Data extract START
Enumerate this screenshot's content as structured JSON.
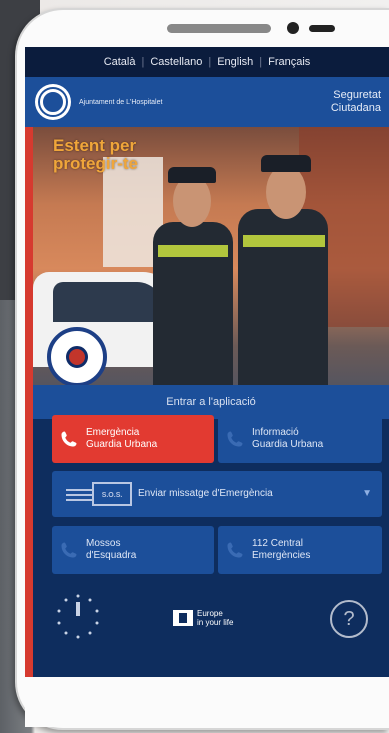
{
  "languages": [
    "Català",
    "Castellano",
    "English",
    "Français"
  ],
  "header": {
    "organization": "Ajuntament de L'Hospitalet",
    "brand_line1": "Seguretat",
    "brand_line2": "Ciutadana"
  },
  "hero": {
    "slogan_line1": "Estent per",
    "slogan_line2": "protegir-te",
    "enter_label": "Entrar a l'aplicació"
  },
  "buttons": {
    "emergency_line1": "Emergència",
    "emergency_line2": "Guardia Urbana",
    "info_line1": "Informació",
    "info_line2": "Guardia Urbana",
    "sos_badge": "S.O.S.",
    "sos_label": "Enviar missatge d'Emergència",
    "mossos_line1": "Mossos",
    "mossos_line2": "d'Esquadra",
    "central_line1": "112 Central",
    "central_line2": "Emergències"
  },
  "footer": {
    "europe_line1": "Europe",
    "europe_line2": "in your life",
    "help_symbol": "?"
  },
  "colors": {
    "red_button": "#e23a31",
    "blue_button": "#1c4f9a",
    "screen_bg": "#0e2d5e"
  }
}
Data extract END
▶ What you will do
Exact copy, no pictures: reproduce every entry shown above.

▶ Solution to this problem
Enumerate this screenshot's content as structured JSON.
{
  "languages": [
    "Català",
    "Castellano",
    "English",
    "Français"
  ],
  "header": {
    "organization": "Ajuntament de L'Hospitalet",
    "brand_line1": "Seguretat",
    "brand_line2": "Ciutadana"
  },
  "hero": {
    "slogan_line1": "Estent per",
    "slogan_line2": "protegir-te",
    "enter_label": "Entrar a l'aplicació"
  },
  "buttons": {
    "emergency_line1": "Emergència",
    "emergency_line2": "Guardia Urbana",
    "info_line1": "Informació",
    "info_line2": "Guardia Urbana",
    "sos_badge": "S.O.S.",
    "sos_label": "Enviar missatge d'Emergència",
    "mossos_line1": "Mossos",
    "mossos_line2": "d'Esquadra",
    "central_line1": "112 Central",
    "central_line2": "Emergències"
  },
  "footer": {
    "europe_line1": "Europe",
    "europe_line2": "in your life",
    "help_symbol": "?"
  },
  "colors": {
    "red_button": "#e23a31",
    "blue_button": "#1c4f9a",
    "screen_bg": "#0e2d5e"
  }
}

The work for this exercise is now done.